Clematis is a vining, climbing flower which is beautiful thanks to its blooming.
Key Clematis facts
Name – Clematis
Family – Ranunculaceae
Type – vine
Height – 6 to 40 feet (2 to 12 meters)
Exposure – full sun
Soil – deep and cool
Foliage: deciduous or evergreen – Flowering: March to October
The planting, pruning and caring for clematis are as many small things to do that will considerably increase the blooming.
- Read more about clematis
The planting of clematis is either done in fall or spring, as long as it doesn’t freeze, in a blend of garden soil and soil mix.
Something really important is that the base of the plant must stay in the shade. Plant other flowers around the base to cover it and keep it cool.
If the base is in direct sun, (ie., sunlight hits the root collar), then cover it with an old tile or a few odd rocks.
- Plant the foot of the plant about 8 to 12 inches (20 to 30 cm) from the lattice or structure you expect it to climb along.
- Lean the young seedling towards the wall or lattice that it will hang from later on.
- Backfill the hole with a blend of soil mix and garden soil. If the soil is very heavy, add in ⅓ river sand.
- Fertilize the plant right at the moment of planting with a little compost or dehydrated manure: this will allow for stronger growth.
Growing clematis in a pot is child’s play.
Practically, certain varieties like Clematis alpina are better suited to it because of their slow growth.
- Proper flower plant soil mix is required.
- The pot must have a drainage hole at the bottom
- Make sure it’s wide wide enough, at least 16 inches across (40 cm).
- Repotting every 2 or 3 years will be a necessity for your potted clematis to keep growing and blooming.
Clematis is quite uncomplicated, and can be done in various manners like cuttings, layering or grafting.
- Prepare cuttings in summer from semi-hardened stems. Here is a description of how to prepare clematis cuttings.
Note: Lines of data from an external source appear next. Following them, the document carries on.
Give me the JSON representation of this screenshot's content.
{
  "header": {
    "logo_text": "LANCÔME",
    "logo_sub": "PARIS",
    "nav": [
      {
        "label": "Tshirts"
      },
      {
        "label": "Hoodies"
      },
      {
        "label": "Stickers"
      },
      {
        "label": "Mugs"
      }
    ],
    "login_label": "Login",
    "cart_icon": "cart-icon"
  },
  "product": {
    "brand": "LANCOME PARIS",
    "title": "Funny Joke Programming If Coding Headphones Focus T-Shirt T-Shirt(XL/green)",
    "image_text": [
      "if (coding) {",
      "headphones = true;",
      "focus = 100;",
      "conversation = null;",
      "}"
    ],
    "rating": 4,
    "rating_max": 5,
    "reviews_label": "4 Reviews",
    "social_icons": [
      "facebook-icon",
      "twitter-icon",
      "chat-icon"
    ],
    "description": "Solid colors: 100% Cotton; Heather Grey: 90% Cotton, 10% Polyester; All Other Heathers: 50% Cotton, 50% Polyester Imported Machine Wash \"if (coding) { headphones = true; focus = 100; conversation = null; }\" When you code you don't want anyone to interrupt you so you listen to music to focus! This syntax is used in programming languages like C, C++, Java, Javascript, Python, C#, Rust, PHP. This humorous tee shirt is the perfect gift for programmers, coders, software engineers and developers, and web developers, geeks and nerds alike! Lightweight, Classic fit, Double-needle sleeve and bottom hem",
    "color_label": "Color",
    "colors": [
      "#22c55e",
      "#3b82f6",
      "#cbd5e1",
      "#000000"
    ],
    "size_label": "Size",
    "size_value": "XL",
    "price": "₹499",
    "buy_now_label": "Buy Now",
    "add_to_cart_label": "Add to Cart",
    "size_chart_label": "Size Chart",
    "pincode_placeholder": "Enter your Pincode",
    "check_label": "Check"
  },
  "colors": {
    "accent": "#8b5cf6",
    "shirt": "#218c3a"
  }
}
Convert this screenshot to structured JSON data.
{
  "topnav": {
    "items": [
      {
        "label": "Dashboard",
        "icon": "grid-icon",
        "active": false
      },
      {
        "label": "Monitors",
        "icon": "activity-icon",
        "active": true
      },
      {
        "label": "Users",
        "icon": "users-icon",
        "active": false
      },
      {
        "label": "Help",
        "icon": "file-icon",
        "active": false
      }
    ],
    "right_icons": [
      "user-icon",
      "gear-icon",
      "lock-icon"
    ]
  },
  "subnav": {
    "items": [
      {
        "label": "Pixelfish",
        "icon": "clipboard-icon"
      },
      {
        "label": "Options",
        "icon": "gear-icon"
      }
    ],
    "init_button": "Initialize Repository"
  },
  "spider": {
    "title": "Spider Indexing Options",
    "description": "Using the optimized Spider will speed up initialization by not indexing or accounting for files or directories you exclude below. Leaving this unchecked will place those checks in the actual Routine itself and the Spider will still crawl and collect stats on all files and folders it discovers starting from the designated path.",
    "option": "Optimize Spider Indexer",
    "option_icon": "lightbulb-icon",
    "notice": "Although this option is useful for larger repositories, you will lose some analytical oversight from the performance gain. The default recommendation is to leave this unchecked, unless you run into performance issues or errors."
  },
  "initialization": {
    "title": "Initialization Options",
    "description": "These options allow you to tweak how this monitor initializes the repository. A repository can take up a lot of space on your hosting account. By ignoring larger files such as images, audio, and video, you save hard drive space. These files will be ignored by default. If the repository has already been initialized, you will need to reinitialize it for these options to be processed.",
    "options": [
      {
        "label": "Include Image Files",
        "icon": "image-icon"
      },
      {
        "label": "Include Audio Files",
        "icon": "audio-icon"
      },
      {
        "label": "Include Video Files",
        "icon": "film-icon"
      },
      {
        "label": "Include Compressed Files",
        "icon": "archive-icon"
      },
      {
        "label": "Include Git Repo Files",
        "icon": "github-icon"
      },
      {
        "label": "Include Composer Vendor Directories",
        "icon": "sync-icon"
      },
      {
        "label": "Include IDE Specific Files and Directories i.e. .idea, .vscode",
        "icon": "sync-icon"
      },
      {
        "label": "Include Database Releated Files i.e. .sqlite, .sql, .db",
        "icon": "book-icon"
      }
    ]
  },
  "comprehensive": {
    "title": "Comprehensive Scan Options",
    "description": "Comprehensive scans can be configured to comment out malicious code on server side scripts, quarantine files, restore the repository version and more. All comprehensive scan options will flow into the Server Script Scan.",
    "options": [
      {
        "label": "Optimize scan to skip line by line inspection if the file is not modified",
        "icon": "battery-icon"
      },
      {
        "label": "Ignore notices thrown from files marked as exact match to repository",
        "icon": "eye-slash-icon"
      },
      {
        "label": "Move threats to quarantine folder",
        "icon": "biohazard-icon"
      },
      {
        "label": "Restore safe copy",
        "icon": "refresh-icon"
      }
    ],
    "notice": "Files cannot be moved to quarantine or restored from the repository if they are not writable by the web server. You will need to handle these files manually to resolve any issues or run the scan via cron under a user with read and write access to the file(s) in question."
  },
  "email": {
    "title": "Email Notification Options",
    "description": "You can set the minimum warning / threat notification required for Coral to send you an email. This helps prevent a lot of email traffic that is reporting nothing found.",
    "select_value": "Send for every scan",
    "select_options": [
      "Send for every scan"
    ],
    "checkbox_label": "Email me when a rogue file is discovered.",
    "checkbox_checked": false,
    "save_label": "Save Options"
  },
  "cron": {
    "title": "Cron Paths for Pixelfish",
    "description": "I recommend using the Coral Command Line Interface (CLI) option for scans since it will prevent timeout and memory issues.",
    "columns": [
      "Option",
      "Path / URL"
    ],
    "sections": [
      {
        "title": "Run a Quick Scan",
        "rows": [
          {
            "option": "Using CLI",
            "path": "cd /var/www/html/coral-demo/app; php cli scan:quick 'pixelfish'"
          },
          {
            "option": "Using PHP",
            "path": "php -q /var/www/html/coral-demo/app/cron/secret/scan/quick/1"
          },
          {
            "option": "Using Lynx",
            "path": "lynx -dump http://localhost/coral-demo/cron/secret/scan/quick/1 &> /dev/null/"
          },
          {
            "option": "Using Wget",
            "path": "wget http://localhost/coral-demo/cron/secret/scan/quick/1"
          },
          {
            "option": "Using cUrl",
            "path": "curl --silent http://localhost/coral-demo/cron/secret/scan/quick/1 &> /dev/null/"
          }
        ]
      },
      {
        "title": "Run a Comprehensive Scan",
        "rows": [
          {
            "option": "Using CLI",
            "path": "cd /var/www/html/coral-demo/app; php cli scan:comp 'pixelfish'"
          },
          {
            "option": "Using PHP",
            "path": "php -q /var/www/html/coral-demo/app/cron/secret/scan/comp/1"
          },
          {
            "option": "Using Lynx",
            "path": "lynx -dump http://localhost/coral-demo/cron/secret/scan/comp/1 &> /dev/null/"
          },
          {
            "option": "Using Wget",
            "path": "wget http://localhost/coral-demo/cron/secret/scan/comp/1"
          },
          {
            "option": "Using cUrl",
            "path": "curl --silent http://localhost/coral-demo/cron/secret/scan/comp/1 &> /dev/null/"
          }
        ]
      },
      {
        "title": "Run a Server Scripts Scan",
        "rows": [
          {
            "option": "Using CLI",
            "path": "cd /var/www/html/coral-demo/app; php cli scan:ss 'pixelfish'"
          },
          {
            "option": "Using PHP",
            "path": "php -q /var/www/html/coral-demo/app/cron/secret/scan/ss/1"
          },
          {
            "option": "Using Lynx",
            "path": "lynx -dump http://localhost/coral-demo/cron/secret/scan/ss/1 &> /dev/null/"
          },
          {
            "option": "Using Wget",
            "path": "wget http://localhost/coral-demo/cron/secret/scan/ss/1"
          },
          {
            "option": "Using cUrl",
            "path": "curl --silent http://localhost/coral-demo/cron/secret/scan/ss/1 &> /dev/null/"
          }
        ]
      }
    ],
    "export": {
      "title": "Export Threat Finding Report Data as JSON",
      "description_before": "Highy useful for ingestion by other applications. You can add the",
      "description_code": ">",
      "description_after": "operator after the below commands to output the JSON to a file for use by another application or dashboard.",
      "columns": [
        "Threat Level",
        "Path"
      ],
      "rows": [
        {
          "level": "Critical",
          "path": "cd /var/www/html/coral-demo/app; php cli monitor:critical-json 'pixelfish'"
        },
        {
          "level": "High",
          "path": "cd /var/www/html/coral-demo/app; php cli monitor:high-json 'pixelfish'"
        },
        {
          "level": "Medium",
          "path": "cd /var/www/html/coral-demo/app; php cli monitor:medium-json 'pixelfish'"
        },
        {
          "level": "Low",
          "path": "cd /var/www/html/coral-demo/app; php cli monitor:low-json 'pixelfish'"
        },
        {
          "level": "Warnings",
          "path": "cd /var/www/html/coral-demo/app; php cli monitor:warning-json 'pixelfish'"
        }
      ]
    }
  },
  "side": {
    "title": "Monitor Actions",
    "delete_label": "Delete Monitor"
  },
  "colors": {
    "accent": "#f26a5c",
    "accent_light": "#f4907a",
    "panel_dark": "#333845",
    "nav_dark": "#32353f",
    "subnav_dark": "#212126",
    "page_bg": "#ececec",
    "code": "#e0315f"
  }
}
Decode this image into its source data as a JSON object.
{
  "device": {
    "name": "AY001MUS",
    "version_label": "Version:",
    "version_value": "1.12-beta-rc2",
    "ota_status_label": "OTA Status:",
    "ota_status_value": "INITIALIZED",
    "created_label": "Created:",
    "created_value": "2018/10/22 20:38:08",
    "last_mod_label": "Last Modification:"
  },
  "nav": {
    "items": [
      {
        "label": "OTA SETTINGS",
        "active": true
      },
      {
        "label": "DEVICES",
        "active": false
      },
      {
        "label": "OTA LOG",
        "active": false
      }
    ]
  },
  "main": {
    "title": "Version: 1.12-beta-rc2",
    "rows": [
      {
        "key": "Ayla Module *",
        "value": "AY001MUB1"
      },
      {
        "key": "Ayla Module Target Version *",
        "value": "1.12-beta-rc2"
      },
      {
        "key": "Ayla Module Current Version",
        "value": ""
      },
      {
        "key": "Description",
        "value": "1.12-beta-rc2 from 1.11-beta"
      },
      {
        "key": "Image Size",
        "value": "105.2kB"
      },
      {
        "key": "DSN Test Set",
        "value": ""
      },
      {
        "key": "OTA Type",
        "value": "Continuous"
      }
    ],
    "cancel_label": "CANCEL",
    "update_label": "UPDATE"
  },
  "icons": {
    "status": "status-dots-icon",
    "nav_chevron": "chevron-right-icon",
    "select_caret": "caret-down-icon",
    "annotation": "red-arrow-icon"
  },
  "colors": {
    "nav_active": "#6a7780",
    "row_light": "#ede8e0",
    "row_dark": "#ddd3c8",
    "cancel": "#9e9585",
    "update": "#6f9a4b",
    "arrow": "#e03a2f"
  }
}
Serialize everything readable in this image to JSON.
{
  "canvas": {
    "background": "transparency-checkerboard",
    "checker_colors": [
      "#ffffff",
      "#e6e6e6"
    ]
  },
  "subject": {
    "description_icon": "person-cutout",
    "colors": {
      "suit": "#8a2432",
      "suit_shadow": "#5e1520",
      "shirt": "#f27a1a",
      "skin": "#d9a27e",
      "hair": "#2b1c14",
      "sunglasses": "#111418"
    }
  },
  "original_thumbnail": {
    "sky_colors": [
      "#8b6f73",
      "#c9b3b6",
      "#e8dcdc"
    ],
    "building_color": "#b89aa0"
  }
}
- Layering is most successful in spring, here are our tips on layering clematis.
Generally, clematis vines are very hardy, especially at root level. They’re well-suited to most temperate climates, since they grow back from the stump even if airborne parts were frozen stiff.
Caring for clematis
This vine isn’t difficult to care for, and as years come and go, care just gets easier and easier. A little water and fertilizer (optional) will boost growth and blooming.
Watering will help over the 2 first years, but no need to add fertilizer. Doesn’t this make it easy to care for?
Also important is to water in case of dry weather because moist and cool soil is what clematis prefers.
- In pots, water regularly, especially in summer
- Maintain moisture in the soil.
- Always protect the base of the plant with a tile or shingle or stone to keep it cool.
Clematis pruning and training
Pruning is a requirement to boost blooming and branching out.
- The more clematis is pruned, the more it bears flowers!
- Usually it is performed at the end of winter, sometime in February before the spring vegetation goes into gear.
- Cut back stems that have born flowers during the previous year, so that they’re about 20 inches (50 cm) from the ground.
- Cut back completely dead wood and the weakest stems.
For small-flowered clematis (spring blooming), prune in summer after the flowers have wilted away, eliminating dead wood and stems that are gobbling up too much space. Also cut back older stems by ⅓.
All there is to know about clematis
This climbing vine’s unique characteristic is an abundant and generous flower-bearing. Not all are fragrant – well, not significantly so – but some clematis vines smell delicious.
Pretty hardy, clematis will resist cold and freezing down to the vicinity of 14°F (-10°C).
The diversity you’ll encounter when looking up available varieties will stun you. There’s a wide range of colors and shapes, and also 2 distinct blooming seasons: one in spring and the other in summer. Some species even bloom in winter, like Clematis cirrhosa.
Clematis offers a wide scope of sizes, the smallest maxing out at 8 feet (2.5 m) tall, and others climbing up to over 32 feet (10 meters).
There are also clematis that have large or small flowers, too. In the end, ’tis like having to choose from a kaleidoscope of varieties, each as appealing as the next.
Clematis are decidedly deserving of their nickname: Queen of vines.
- All our pages on clematis
Smart tip about clematis
You can attach your clematis to a lattice to ensure it develops the way you want it to!